● EXERCISE:
Without changing a character, output all of the records.

+++ EXTRACTED MATERIAL

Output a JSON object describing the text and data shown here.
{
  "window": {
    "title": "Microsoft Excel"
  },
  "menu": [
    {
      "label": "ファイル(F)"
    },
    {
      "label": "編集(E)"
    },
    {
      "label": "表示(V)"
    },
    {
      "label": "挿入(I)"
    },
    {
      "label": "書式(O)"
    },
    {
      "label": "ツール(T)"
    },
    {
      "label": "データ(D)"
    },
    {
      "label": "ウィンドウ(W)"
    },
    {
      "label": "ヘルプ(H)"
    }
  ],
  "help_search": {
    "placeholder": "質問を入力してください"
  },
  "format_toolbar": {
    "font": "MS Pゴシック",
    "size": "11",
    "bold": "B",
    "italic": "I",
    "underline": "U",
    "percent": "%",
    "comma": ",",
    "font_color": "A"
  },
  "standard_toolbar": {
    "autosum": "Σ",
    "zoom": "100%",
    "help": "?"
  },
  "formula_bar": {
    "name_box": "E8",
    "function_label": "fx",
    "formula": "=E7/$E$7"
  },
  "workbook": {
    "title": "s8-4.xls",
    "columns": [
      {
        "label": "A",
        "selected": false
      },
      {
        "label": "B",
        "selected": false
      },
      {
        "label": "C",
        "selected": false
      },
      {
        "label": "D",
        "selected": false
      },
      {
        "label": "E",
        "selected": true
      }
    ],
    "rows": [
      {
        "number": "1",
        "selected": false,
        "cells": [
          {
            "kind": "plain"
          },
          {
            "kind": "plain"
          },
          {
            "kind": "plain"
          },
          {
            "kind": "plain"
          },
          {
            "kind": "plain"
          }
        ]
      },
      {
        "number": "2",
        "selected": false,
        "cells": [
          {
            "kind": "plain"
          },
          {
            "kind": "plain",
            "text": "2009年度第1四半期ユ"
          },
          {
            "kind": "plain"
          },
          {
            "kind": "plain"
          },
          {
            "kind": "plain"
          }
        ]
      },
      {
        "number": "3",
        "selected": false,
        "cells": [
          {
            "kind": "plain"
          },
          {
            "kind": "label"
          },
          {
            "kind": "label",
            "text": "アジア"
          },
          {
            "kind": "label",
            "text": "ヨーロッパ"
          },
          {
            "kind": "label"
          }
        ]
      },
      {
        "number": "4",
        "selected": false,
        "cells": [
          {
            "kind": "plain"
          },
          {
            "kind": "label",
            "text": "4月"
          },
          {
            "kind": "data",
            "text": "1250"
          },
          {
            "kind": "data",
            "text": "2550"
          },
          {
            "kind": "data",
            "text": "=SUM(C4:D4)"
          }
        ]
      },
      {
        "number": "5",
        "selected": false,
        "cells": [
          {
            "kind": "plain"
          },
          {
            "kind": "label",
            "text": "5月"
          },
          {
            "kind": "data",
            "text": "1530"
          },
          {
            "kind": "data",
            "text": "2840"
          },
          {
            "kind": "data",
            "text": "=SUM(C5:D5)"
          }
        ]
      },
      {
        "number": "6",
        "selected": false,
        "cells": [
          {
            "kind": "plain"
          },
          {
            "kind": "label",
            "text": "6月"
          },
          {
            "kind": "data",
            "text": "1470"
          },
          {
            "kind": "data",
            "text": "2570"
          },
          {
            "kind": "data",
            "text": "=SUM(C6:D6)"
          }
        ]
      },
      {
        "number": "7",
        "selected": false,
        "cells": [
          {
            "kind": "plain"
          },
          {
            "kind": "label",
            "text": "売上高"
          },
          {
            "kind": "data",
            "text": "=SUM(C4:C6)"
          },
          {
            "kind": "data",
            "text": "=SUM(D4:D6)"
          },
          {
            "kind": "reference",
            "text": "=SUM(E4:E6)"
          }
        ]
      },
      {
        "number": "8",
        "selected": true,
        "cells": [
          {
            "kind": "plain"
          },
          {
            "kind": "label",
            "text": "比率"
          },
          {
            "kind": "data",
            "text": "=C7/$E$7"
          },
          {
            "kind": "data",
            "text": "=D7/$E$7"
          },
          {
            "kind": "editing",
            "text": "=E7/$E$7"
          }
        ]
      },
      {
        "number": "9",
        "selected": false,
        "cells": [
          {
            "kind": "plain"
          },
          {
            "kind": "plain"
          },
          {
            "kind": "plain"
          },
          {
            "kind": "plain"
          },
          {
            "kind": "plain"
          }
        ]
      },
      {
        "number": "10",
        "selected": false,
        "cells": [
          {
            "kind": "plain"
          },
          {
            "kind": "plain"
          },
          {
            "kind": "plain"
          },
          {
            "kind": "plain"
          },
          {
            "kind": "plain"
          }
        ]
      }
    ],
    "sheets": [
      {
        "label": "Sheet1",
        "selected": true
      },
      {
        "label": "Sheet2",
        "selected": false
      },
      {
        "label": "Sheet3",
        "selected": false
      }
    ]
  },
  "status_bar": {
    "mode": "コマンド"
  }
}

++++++

● EXERCISE OUTPUT:
Output a JSON object describing the text and data shown here.
{
  "window": {
    "title": "Microsoft Excel"
  },
  "menu": [
    {
      "label": "ファイル(F)"
    },
    {
      "label": "編集(E)"
    },
    {
      "label": "表示(V)"
    },
    {
      "label": "挿入(I)"
    },
    {
      "label": "書式(O)"
    },
    {
      "label": "ツール(T)"
    },
    {
      "label": "データ(D)"
    },
    {
      "label": "ウィンドウ(W)"
    },
    {
      "label": "ヘルプ(H)"
    }
  ],
  "help_search": {
    "placeholder": "質問を入力してください"
  },
  "format_toolbar": {
    "font": "MS Pゴシック",
    "size": "11",
    "bold": "B",
    "italic": "I",
    "underline": "U",
    "percent": "%",
    "comma": ",",
    "font_color": "A"
  },
  "standard_toolbar": {
    "autosum": "Σ",
    "zoom": "100%",
    "help": "?"
  },
  "formula_bar": {
    "name_box": "E8",
    "function_label": "fx",
    "formula": "=E7/$E$7"
  },
  "workbook": {
    "title": "s8-4.xls",
    "columns": [
      {
        "label": "A",
        "selected": false
      },
      {
        "label": "B",
        "selected": false
      },
      {
        "label": "C",
        "selected": false
      },
      {
        "label": "D",
        "selected": false
      },
      {
        "label": "E",
        "selected": true
      }
    ],
    "rows": [
      {
        "number": "1",
        "selected": false,
        "cells": [
          {
            "kind": "plain"
          },
          {
            "kind": "plain"
          },
          {
            "kind": "plain"
          },
          {
            "kind": "plain"
          },
          {
            "kind": "plain"
          }
        ]
      },
      {
        "number": "2",
        "selected": false,
        "cells": [
          {
            "kind": "plain"
          },
          {
            "kind": "plain",
            "text": "2009年度第1四半期ユ"
          },
          {
            "kind": "plain"
          },
          {
            "kind": "plain"
          },
          {
            "kind": "plain"
          }
        ]
      },
      {
        "number": "3",
        "selected": false,
        "cells": [
          {
            "kind": "plain"
          },
          {
            "kind": "label"
          },
          {
            "kind": "label",
            "text": "アジア"
          },
          {
            "kind": "label",
            "text": "ヨーロッパ"
          },
          {
            "kind": "label"
          }
        ]
      },
      {
        "number": "4",
        "selected": false,
        "cells": [
          {
            "kind": "plain"
          },
          {
            "kind": "label",
            "text": "4月"
          },
          {
            "kind": "data",
            "text": "1250"
          },
          {
            "kind": "data",
            "text": "2550"
          },
          {
            "kind": "data",
            "text": "=SUM(C4:D4)"
          }
        ]
      },
      {
        "number": "5",
        "selected": false,
        "cells": [
          {
            "kind": "plain"
          },
          {
            "kind": "label",
            "text": "5月"
          },
          {
            "kind": "data",
            "text": "1530"
          },
          {
            "kind": "data",
            "text": "2840"
          },
          {
            "kind": "data",
            "text": "=SUM(C5:D5)"
          }
        ]
      },
      {
        "number": "6",
        "selected": false,
        "cells": [
          {
            "kind": "plain"
          },
          {
            "kind": "label",
            "text": "6月"
          },
          {
            "kind": "data",
            "text": "1470"
          },
          {
            "kind": "data",
            "text": "2570"
          },
          {
            "kind": "data",
            "text": "=SUM(C6:D6)"
          }
        ]
      },
      {
        "number": "7",
        "selected": false,
        "cells": [
          {
            "kind": "plain"
          },
          {
            "kind": "label",
            "text": "売上高"
          },
          {
            "kind": "data",
            "text": "=SUM(C4:C6)"
          },
          {
            "kind": "data",
            "text": "=SUM(D4:D6)"
          },
          {
            "kind": "reference",
            "text": "=SUM(E4:E6)"
          }
        ]
      },
      {
        "number": "8",
        "selected": true,
        "cells": [
          {
            "kind": "plain"
          },
          {
            "kind": "label",
            "text": "比率"
          },
          {
            "kind": "data",
            "text": "=C7/$E$7"
          },
          {
            "kind": "data",
            "text": "=D7/$E$7"
          },
          {
            "kind": "editing",
            "text": "=E7/$E$7"
          }
        ]
      },
      {
        "number": "9",
        "selected": false,
        "cells": [
          {
            "kind": "plain"
          },
          {
            "kind": "plain"
          },
          {
            "kind": "plain"
          },
          {
            "kind": "plain"
          },
          {
            "kind": "plain"
          }
        ]
      },
      {
        "number": "10",
        "selected": false,
        "cells": [
          {
            "kind": "plain"
          },
          {
            "kind": "plain"
          },
          {
            "kind": "plain"
          },
          {
            "kind": "plain"
          },
          {
            "kind": "plain"
          }
        ]
      }
    ],
    "sheets": [
      {
        "label": "Sheet1",
        "selected": true
      },
      {
        "label": "Sheet2",
        "selected": false
      },
      {
        "label": "Sheet3",
        "selected": false
      }
    ]
  },
  "status_bar": {
    "mode": "コマンド"
  }
}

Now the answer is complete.